Not long time ago, Boris Johnson, Prime Minister of the United Kingdom, claimed that Brexit is not the end of the world, but ‘a massive opportunity for the country’.
Whether he was right or not will be seen eventually, but so far, his decision has affected citizens in several ways, and consequently, has also affected companies since they have encountered more difficulties to participate in some programs launched by the EU, as for instance, Horizon Europe programme.
Horizon Europe and the UK
With a total budget of €95.5 billion, the EU launched in 2020 , Horizon Europe, a core funding programme designed for research and innovation that will run until 2027. Its objectives are threefold: tackling climate change, contributing to achieve the UN’s Sustainable Development Goals and promoting the EU’s competitiveness and growth.
As the program has opened to more countries, the UK is expected to associate to the EU’s R&I Framework Programme Horizon Europe thanks to the Trade and Cooperation Agreement (TCA) with the EU signed in December 2020. In this way, the UK will adopt the same rights and obligations as other countries associated to the Horizon Europe programme, which means that UK participants can apply for it.

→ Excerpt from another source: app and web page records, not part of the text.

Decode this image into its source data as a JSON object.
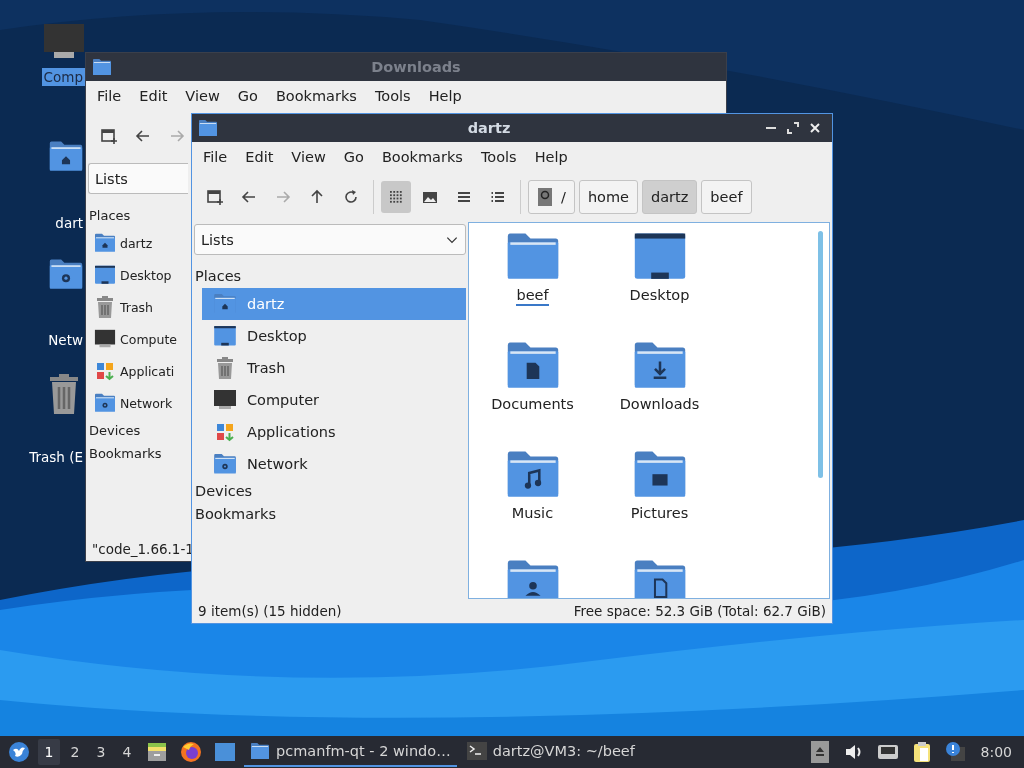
{
  "desktop_icons": [
    {
      "label": "Comp",
      "selected": true
    },
    {
      "label": "dart",
      "selected": false
    },
    {
      "label": "Netw",
      "selected": false
    },
    {
      "label": "Trash (E",
      "selected": false
    }
  ],
  "back_window": {
    "title": "Downloads",
    "menu": [
      "File",
      "Edit",
      "View",
      "Go",
      "Bookmarks",
      "Tools",
      "Help"
    ],
    "view_selector": "Lists",
    "sidebar": {
      "places_title": "Places",
      "places": [
        "dartz",
        "Desktop",
        "Trash",
        "Compute",
        "Applicati",
        "Network"
      ],
      "devices_title": "Devices",
      "bookmarks_title": "Bookmarks"
    },
    "status": "\"code_1.66.1-1"
  },
  "front_window": {
    "title": "dartz",
    "menu": [
      "File",
      "Edit",
      "View",
      "Go",
      "Bookmarks",
      "Tools",
      "Help"
    ],
    "view_modes": [
      {
        "selected": true
      },
      {
        "selected": false
      },
      {
        "selected": false
      },
      {
        "selected": false
      }
    ],
    "path": [
      {
        "label": "/",
        "selected": false
      },
      {
        "label": "home",
        "selected": false
      },
      {
        "label": "dartz",
        "selected": true
      },
      {
        "label": "beef",
        "selected": false
      }
    ],
    "view_selector": "Lists",
    "sidebar": {
      "places_title": "Places",
      "places": [
        {
          "label": "dartz",
          "selected": true
        },
        {
          "label": "Desktop",
          "selected": false
        },
        {
          "label": "Trash",
          "selected": false
        },
        {
          "label": "Computer",
          "selected": false
        },
        {
          "label": "Applications",
          "selected": false
        },
        {
          "label": "Network",
          "selected": false
        }
      ],
      "devices_title": "Devices",
      "bookmarks_title": "Bookmarks"
    },
    "files": [
      {
        "name": "beef",
        "focused": true
      },
      {
        "name": "Desktop",
        "focused": false
      },
      {
        "name": "Documents",
        "focused": false
      },
      {
        "name": "Downloads",
        "focused": false
      },
      {
        "name": "Music",
        "focused": false
      },
      {
        "name": "Pictures",
        "focused": false
      },
      {
        "focused": false
      },
      {
        "focused": false
      }
    ],
    "status": {
      "items": "9 item(s) (15 hidden)",
      "space": "Free space: 52.3 GiB (Total: 62.7 GiB)"
    }
  },
  "taskbar": {
    "desktops": [
      {
        "label": "1",
        "selected": true
      },
      {
        "label": "2",
        "selected": false
      },
      {
        "label": "3",
        "selected": false
      },
      {
        "label": "4",
        "selected": false
      }
    ],
    "tasks": [
      {
        "label": "pcmanfm-qt - 2 windo…",
        "active": true
      },
      {
        "label": "dartz@VM3: ~/beef",
        "active": false
      }
    ],
    "clock": "8:00"
  }
}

Problems with UK applications
Even though this association is still in process, UK applicants can apply since January 2022, but still must face the difficulties and instability derived from not being yet an officially associated country, which may be discouraging for UK-based participants.
As the UK is not formally associated with this funding program, it cannot sign grant agreements for Horizon Europe projects and thus successful UK applicants cannot receive funding from the European Commission.
Innovate UK safety net mechanism
With regards to this situation, the UK government has taken measures and has assured that UKRI– the United Kingdom Research and Innovation- will fund UK winners of Horizon Europe if delays to the UK association continue.
This decision was made on November 2021 as a way to fight the existing uncertainty. In this way, it has been guaranteed that successful applicants to Horizon Europe unable to sign grant agreements with the EU will receive funding from UKRI.
This measure will provide some stability for UK researchers while this uncertainty persists, but only in the short-term. If the association fails, however, the funding allocated to Horizon association will go to UK government R&D programmes.
In addition, the government started to look for new solutions in 2020, and alternative plans include continued support for international research, innovation collaboration and domestic research support.
Brexit has made politics more tedious in Europe and most researchers and innovators in the UK are suffering the consequences, especially regarding Horizon Europe programme, since the UK has not yet become an associated country.
It is expected that sooner or later the UK will finally become an official associated country, but until that time, the UK must keep on contemplating a horizon laden with clouds of uncertainty.